Entries from a dataset of interfaces
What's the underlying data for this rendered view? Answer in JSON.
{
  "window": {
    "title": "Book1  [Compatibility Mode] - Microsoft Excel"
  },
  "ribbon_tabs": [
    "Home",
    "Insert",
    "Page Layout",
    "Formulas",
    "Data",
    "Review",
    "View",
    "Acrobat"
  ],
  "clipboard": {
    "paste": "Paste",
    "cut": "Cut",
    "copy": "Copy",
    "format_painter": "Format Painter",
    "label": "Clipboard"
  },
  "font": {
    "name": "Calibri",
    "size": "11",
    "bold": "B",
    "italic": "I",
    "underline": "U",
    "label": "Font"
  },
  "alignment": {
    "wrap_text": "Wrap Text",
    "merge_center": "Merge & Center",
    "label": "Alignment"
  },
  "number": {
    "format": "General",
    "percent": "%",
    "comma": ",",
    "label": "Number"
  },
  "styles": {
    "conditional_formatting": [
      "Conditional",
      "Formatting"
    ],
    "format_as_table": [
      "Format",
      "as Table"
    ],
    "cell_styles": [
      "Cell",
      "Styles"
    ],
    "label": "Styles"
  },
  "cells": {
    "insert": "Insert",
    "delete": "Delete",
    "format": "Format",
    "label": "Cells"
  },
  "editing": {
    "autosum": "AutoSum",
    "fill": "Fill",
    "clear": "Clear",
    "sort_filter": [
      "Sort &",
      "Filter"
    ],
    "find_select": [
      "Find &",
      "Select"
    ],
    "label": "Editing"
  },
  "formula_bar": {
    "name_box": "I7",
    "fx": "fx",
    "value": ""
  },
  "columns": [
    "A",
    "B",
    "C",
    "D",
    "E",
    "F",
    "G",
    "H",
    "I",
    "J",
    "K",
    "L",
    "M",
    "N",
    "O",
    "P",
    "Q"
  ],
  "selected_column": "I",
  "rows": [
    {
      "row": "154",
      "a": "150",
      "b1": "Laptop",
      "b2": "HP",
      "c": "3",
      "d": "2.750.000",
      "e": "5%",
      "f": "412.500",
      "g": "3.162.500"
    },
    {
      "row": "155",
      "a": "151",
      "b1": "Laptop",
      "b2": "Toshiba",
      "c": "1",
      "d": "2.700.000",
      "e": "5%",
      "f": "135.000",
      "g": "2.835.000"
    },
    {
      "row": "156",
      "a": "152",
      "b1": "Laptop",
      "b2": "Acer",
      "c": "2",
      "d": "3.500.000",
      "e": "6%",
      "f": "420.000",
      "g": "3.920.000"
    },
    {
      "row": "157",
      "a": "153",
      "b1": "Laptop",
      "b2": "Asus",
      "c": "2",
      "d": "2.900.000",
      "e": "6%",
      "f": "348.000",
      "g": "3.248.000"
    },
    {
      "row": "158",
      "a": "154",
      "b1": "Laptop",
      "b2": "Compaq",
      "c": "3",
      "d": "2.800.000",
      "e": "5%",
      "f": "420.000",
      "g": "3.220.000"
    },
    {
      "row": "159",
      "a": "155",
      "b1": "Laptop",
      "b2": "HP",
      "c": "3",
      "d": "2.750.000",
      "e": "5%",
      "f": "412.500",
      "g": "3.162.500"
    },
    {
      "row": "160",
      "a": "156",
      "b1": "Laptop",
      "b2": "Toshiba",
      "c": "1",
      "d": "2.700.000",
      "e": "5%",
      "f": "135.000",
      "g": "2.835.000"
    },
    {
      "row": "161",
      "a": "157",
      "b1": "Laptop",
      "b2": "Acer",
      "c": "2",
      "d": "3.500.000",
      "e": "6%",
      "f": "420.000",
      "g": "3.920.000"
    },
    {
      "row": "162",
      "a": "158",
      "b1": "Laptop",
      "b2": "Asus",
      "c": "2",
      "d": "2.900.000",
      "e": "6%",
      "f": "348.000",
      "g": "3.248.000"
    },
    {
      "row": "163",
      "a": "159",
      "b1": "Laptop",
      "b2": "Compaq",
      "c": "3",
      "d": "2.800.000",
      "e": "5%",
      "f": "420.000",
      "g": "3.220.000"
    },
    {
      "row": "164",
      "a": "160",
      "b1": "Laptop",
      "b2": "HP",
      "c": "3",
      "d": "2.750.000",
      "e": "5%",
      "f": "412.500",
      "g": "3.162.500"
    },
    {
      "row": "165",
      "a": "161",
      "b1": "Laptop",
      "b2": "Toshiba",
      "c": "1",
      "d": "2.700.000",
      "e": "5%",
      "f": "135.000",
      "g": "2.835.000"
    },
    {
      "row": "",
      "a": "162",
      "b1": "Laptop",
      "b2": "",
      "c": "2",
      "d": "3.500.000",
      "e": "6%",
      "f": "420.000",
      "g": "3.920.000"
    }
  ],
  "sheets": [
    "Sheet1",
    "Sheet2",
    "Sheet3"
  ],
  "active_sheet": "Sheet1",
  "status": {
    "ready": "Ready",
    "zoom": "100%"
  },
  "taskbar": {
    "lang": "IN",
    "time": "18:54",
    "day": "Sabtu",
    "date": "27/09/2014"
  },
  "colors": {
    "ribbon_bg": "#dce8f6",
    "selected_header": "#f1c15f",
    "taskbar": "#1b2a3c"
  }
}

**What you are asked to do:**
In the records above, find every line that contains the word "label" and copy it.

**Response to this exercise:**
    "label": "Clipboard"
    "label": "Font"
    "label": "Alignment"
    "label": "Number"
    "label": "Styles"
    "label": "Cells"
    "label": "Editing"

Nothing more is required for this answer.